|Date of creation:||Dec 2006|
|Date of revision:|
|Contact details of provider:|| Postal: Neuer Jungfernstieg 21, D-20354 Hamburg|
Phone: +49 (0)40 42825-593
Fax: +49 (0)40 42825-547
Web page: http://www.giga-hamburg.de/workingpapers
More information through EDIRC
|Order Information:|| Email: |
Please report citation or reference errors to , or , if you are the registered author of the cited work, log in to your RePEc Author Service profile, click on "citations" and make appropriate adjustments.:
- Kornai, Janos, 1986.
"The Soft Budget Constraint,"
Wiley Blackwell, vol. 39(1), pages 3-30.
- Vodopivec, Milan, 1990.
"The labor market and the transition of socialist economies,"
Policy Research Working Paper Series
561, The World Bank.
- Milan Vodopivec, 1991. "The Labor Market and the Transition of Socialist Economies," Comparative Economic Studies, Palgrave Macmillan, vol. 33(2), pages 123-158, July.
- Simon Clarke & Chang-Hee Lee & Qi Li, 2004. "Collective Consultation and Industrial Relations in China," British Journal of Industrial Relations, London School of Economics, vol. 42(2), pages 235-254, 06.
- Page, Scott E., 2006. "Path Dependence," Quarterly Journal of Political Science, now publishers, vol. 1(1), pages 87-115, January.
- Rolf Geffken, 2003. "Arbeitsrecht in China: Soft-Law oder Steuerung? (Teil 2)," Journal of Current Chinese Affairs - China aktuell, Institute of Asian Studies, GIGA German Institute of Global and Area Studies, Hamburg, vol. 32(11), pages 1354-1364.
- Kong, Tat Yan, 2006. "Globalization and Labour Market Reform: Patterns of Response in Northeast Asia," British Journal of Political Science, Cambridge University Press, vol. 36(02), pages 359-383, April.
- Selden, Mark & You, Laiyin, 1997. "The reform of social welfare in China," World Development, Elsevier, vol. 25(10), pages 1657-1668, October.

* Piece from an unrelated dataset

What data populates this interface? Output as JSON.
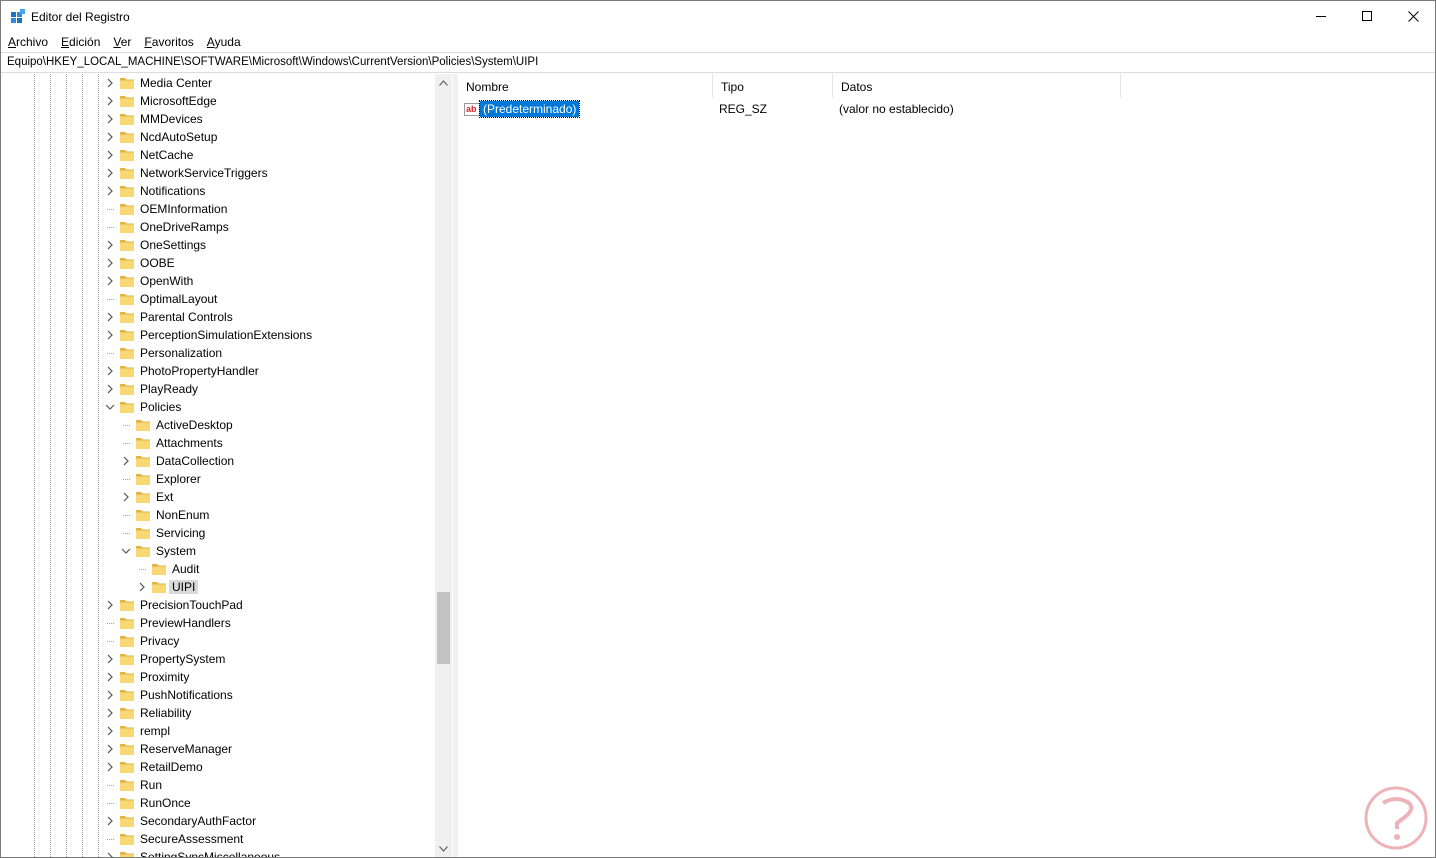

- Pranab Bardhan, 2005. "Institutions matter, but which ones?," The Economics of Transition, The European Bank for Reconstruction and Development, vol. 13(3), pages 499-532, 07.

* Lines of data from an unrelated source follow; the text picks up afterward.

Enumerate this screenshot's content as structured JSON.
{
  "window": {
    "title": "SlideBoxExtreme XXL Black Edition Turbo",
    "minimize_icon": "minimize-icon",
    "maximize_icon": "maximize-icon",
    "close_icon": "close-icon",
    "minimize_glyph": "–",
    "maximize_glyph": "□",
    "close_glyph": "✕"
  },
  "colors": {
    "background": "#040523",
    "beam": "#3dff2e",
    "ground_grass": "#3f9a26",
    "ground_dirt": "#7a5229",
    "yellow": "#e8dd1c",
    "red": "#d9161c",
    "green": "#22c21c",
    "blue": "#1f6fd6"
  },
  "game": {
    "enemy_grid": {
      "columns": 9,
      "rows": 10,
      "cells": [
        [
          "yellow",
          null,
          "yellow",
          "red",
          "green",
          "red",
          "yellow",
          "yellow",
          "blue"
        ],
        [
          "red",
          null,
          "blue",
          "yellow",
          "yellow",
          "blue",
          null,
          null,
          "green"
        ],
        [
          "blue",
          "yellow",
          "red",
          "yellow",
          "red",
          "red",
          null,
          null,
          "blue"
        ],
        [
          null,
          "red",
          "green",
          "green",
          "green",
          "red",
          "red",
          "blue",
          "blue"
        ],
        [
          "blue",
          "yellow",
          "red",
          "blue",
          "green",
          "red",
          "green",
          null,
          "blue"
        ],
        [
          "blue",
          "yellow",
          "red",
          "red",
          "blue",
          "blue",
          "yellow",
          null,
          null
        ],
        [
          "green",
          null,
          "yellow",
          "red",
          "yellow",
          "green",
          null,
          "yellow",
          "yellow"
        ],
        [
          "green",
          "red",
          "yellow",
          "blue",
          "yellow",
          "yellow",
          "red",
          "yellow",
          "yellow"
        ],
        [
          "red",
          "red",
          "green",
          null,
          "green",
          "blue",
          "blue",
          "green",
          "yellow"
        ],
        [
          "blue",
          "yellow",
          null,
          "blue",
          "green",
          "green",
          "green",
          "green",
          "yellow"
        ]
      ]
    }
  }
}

- Katrin Willmann & Günter Schucher, 2005. "Facts about and Development in the Rural Education of the PRC," Journal of Current Chinese Affairs - China aktuell, Institute of Asian Studies, GIGA German Institute of Global and Area Studies, Hamburg, vol. 34(5), pages 10-15.
- Rolf Geffken, 2003. "Arbeitsrecht in China: Soft-Law oder Steuerung? (Teil 1)," Journal of Current Chinese Affairs - China aktuell, Institute of Asian Studies, GIGA German Institute of Global and Area Studies, Hamburg, vol. 32(10), pages 1241-1253.
When requesting a correction, please mention this item's handle: RePEc:gig:wpaper:39. See general information about how to correct material in RePEc.
For technical questions regarding this item, or to correct its authors, title, abstract, bibliographic or download information, contact: (Bert Hoffmann)
If references are entirely missing, you can add them using this form.